What Industry 4.0 Means for the Steel Industry
Industry 4.0 and Steel
Maybe you’ve heard of “Industry 4.0.” Odds are good that even if you have, you’re not entirely sure what it is or what it means to those of us in the steel industry. While it’s revolutionizing some industries, others are lagging behind, either because there isn’t pressure to adopt these cutting edge processes and heavy investment seems unnecessary, or because it’s difficult to adapt existing Industry 4.0 technologies in a meaningful way to the industry.
In the steel industry it has been a bit of both. With multimillion dollar plants and good profit margins, pressure is low. With a global supply chain that was running like clockwork prior to 2020 and relatively old and established technologies dominating the industry, there didn't seem to be a lot of room nor an urgent need for this kind of development.
What Exactly Is “Industry 4.0?”
Industry 4.0 refers to an emerging model of organization of industrial processes using smart machines and digital communication between machines to improve control of the supply chain, efficiency of production, and introduce new automations. The value this organizational philosophy offers through the product life cycle and manufacturing systems that support the new IIOT (Industrial Internet of Things) is unprecedented. The industries that successfully take advantage of this approach are taking advantage of all that information technologies make possible.
Industry 4.0 encompasses the entire supply, production chain, and product experience including product design, sales, inventory management, planning manufacturing, quality control, product engineering, and both customer and field service. As a complete paradigm shift, this fourth wave of the industrial revolution offers as dramatic a generational improvement as computerization and the assembly line had when they were introduced in the 20th century.
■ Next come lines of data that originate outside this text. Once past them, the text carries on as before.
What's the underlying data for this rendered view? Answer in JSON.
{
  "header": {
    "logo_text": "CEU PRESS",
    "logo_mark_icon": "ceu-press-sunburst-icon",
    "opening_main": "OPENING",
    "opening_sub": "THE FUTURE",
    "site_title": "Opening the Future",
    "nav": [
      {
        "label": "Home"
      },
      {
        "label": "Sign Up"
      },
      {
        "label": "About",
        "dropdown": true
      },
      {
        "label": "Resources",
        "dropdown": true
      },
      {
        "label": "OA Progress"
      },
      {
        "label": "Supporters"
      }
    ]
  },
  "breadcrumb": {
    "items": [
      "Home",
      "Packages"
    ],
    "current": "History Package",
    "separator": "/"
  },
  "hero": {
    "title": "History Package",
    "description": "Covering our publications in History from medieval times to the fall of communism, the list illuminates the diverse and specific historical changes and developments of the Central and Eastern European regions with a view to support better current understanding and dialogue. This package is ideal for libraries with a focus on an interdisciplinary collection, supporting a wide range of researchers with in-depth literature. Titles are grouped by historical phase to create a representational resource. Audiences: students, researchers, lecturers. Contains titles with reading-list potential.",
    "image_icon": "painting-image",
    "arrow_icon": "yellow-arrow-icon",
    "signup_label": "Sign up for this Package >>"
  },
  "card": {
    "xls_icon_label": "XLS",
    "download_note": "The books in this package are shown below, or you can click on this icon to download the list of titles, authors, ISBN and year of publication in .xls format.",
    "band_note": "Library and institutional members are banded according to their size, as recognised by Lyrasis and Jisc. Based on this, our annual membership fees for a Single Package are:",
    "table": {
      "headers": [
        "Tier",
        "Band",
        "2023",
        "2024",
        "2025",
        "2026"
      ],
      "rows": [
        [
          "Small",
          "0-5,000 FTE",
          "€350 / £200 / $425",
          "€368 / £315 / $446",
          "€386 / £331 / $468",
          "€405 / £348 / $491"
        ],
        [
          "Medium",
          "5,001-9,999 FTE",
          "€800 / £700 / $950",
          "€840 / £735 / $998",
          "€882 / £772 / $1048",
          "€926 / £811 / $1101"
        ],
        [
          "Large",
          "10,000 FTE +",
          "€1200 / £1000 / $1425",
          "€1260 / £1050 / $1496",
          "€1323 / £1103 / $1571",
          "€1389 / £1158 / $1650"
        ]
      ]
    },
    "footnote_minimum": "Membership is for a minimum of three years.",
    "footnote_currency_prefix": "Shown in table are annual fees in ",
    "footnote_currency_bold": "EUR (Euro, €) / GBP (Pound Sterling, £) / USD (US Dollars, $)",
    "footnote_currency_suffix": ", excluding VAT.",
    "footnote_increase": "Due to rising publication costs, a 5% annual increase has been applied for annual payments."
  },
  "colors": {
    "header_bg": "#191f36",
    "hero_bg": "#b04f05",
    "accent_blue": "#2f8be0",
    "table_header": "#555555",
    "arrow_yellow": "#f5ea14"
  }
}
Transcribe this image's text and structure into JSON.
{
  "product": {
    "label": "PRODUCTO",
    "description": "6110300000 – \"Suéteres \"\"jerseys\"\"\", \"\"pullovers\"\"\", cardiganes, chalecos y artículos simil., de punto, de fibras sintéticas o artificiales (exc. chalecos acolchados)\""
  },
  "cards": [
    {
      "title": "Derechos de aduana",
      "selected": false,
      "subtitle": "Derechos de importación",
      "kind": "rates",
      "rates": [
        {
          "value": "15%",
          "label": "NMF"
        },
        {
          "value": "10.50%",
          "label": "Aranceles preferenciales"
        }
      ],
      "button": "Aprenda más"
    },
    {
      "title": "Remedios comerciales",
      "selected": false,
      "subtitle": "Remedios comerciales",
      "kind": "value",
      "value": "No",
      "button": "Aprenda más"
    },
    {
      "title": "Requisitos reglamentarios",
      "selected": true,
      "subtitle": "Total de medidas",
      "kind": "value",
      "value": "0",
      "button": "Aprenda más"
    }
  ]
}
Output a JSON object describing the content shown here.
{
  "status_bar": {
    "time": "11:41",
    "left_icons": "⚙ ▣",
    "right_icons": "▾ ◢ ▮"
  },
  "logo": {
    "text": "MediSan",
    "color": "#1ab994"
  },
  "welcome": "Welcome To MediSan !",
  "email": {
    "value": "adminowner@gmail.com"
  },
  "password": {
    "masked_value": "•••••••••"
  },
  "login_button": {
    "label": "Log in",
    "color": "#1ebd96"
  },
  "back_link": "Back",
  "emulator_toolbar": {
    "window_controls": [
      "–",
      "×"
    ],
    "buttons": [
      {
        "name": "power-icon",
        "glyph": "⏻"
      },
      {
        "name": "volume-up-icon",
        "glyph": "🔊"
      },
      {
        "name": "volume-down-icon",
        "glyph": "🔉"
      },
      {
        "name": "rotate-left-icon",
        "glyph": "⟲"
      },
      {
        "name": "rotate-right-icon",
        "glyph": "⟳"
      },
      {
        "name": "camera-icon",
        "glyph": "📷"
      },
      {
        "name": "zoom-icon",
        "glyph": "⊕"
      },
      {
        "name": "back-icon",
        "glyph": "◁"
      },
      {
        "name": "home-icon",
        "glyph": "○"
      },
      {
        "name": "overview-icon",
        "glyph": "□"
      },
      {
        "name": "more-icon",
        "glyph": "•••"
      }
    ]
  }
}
Mechanically, this is a process to leverage the intensive use of the internet and cutting-edge technologies such as machine learning, with the primary aim of developing new, smarter industries that are more respectful of the environment and production chains that are more transparent to manufacturers and consumers alike.
In short, Industry 4.0 is a way of detecting opportunities for improving efficiency and streamlining supply chains with intelligent automations that don’t rely upon human judgement to make decisions using machine learning.
How Does This Affect the Steel Industry?
One of the greatest pain points in steel right now is the combination of logistics problems brought on by the freight crisis and labor shortfalls that have resulted from the spread of Covid infections and governmentally driven quarantine protocols. These are both problems that Industry 4.0 is perfectly suited to help with.
Supply chain and logistics management can be automated by AI decision making models based on the real world data reported autonomously by hundreds or thousands of connected machines over the internet. This effectively solves much of the freight problem, in terms of added predictability of supply and delivery chains. Of course, this cannot fundamentally alter the reality of the inflated costs of freight, but smart investment in automated logistics will make such a crisis less of a problem by reducing its impact on production and relegating the problem to one of pricing to account for the additional costs (which Industry 4.0 can also help with by analyzing real world costs, competitor pricing, and more).
New and sophisticated automations can reduce plant reliance on manual labor enough that labor shortfalls won’t stagnate production when they arise. Humans, especially engineers and operators, will always be necessary for any serious manufacturing process, but the fewer specialist and generalist labor is needed to meet minimum requirements, the less downtime plants can expect, even under the worst labor conditions.
In addition to these immediate and obvious difficulties, Industry 4.0 provides the robust data and insights needed to make major refinements to your manufacturing process, increase safety for employees, speed up production, and find carbon reduction and energy savings opportunities with the deployment of sensors throughout the production process. If you want to learn more about these opportunities, you can watch the short video from WorldSteel.org below or read this comprehensive overview published by MDPI.
[video link: Steel rises to the challenge of Industry 4 0 (https://youtu.be/mjiezzfeDvE)]
The bottom line is that as we move into the middle of the 21st century and the demand for greener, more efficient steel rises further, those who haven’t made investments in Industry 4.0’s paradigm shift are going to fall behind.
How Is FRC Participating In the Revolution?
FRC Global has invested in an intuitive ERP (Enterprise Resource Planning) system that has not only helped us manage production and supply chains, but also increased innovation, efficiency, and transparency across the board. We use this system to help us manage many elements of our international operations as we continue to innovate and grow as a global vendor and developer of great steel supplies and technologies. Ultimately, we recognize that by adapting to this new philosophy we can better support our clients, which is always our priority